Many in GOP circles are wondering what’s next for Portman, who currently holds a top finance position at the National Republican Senatorial Committee.
But Senate Budget Committee members such as Portman will play a crucial role in returning fire on the first Senate Democratic budget in four years, set to be presented Wednesday. Portman is particularly valuable to Budget ranking member Jeff Sessions, who met with the Ohio Republican and a handful of other GOP committee members March 7 to discuss the party’s message heading into budget week.
“He’s a big help,” the Alabama Republican said. “He understands the process, he understands the American economy, he understands the details of the budget requirements. He also has a really good vision for economic growth for America.”
Portman, however, seems uncomfortable talking about his current political efforts. It was no secret that Republican leaders wanted Portman, who helped deliver Ohio for Romney in the GOP primary, to take the reins of the NRSC. The top spot at the campaign arm of the Senate GOP once was a key to moving up the leadership ladder, but with outside spending ballooning and Republican primaries becoming more bruising, the job comes with fewer perks these days. Kansas Sen. Jerry Moran sought the position, and GOP leaders installed two new deputies for him — Portman for finance and Texas Sen. Ted Cruz for grass-roots/tea party outreach.

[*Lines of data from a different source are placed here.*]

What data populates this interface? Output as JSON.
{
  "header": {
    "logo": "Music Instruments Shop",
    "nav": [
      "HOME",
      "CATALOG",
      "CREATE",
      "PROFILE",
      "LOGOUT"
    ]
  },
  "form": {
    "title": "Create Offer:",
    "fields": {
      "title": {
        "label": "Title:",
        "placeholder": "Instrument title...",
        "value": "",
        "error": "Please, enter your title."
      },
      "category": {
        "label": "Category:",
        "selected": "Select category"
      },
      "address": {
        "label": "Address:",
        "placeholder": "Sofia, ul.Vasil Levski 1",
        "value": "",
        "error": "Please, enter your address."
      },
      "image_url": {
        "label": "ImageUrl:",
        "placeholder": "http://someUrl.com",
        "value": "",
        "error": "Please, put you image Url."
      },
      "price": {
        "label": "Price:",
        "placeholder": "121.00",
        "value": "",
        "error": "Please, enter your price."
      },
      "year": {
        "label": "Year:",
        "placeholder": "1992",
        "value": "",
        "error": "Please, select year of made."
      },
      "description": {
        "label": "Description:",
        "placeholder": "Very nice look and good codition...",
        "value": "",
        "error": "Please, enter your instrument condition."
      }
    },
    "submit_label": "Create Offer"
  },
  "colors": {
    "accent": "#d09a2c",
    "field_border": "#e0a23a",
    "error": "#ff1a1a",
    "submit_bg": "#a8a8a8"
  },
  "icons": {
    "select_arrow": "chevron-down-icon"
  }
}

The move could help boost Portman’s brand if he is successful in matching the more than $40 million the NRSC raised in 2010 from big-ticket donors. But as second fiddle to Moran, he will be insulated from blame if the group repeats its 2012 failure to take back the Senate.
“Portman is very good at positioning himself — when things go well, the buck stops with him, and when things go poorly, the buck stops with someone else,” one top Republican operative said of the NRSC set up.
“He has a level of gravitas and seriousness to him that few have in the conference, and that’s going to make it easier for him to raise money on day one than Sen. Moran,” the operative continued, noting that Moran is not as well-known as Portman, who has national name recognition. “There’s always tension in these things, figuring out with whom does the buck stop. You always wonder in a three-headed beast.”
Portman has already traveled three times to New York City and Florida to meet with donors, an NRSC source said.
But he is careful to defer to Moran, while also loosely outlining his own personal goals.
“He’s the chairman, I’m not,” Portman said. “We work seamlessly together. We meet every week. He’s given me a lot of input into the political side in the sense that I need to be able to explain to donors that we’re doing things differently, and I’ve been able to do that legitimately.”
Portman is reluctant to speak more broadly about what his role will be as the party marches toward 2016. He demurred when asked his thoughts on other ambitious Republicans such as Sens. Marco Rubio of Florida and Rand Paul of Kentucky, both of whom have been aggressively inserting themselves into major issues, including immigration and national security.
Vice President Joe Biden waits to conduct a mock swearing-in ceremony with Sen. Brian Schatz, D-Hawaii, in the Capitol's Old Senate Chamber, December 2, 2014. Schatz was sworn in to serve the remainder of his term since he was appointed to the seat after Sen. Daniel Inouye, D-Hawaii, passed away.